● Exercise directions: Write out every line below that contains "교육포털".

● Saved entries:
☆ ☆ ☆ ☆ ☆

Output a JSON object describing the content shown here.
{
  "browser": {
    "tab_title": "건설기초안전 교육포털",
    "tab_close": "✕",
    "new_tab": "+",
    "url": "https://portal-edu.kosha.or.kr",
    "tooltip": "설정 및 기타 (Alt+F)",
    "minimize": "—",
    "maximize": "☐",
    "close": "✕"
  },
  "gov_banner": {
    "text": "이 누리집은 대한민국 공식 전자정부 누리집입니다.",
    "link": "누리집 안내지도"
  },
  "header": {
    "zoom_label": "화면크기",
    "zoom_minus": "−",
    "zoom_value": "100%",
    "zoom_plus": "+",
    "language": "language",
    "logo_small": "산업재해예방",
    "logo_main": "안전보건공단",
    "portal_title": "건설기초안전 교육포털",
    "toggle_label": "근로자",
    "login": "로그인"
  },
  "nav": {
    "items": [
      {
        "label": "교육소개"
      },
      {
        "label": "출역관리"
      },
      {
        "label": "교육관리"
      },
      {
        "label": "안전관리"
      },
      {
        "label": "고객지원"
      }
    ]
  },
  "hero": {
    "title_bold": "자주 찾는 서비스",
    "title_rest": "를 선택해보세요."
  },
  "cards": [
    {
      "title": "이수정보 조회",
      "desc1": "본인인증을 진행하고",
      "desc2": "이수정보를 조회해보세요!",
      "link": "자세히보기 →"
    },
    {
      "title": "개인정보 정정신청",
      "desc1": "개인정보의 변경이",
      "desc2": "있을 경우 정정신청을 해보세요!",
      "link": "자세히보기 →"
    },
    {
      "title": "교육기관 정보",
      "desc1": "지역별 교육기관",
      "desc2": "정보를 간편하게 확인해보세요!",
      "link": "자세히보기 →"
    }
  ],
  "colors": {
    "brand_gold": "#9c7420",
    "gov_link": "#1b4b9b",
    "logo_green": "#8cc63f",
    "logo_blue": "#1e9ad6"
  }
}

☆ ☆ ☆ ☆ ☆

● Problem solution:
    "tab_title": "건설기초안전 교육포털",
    "portal_title": "건설기초안전 교육포털",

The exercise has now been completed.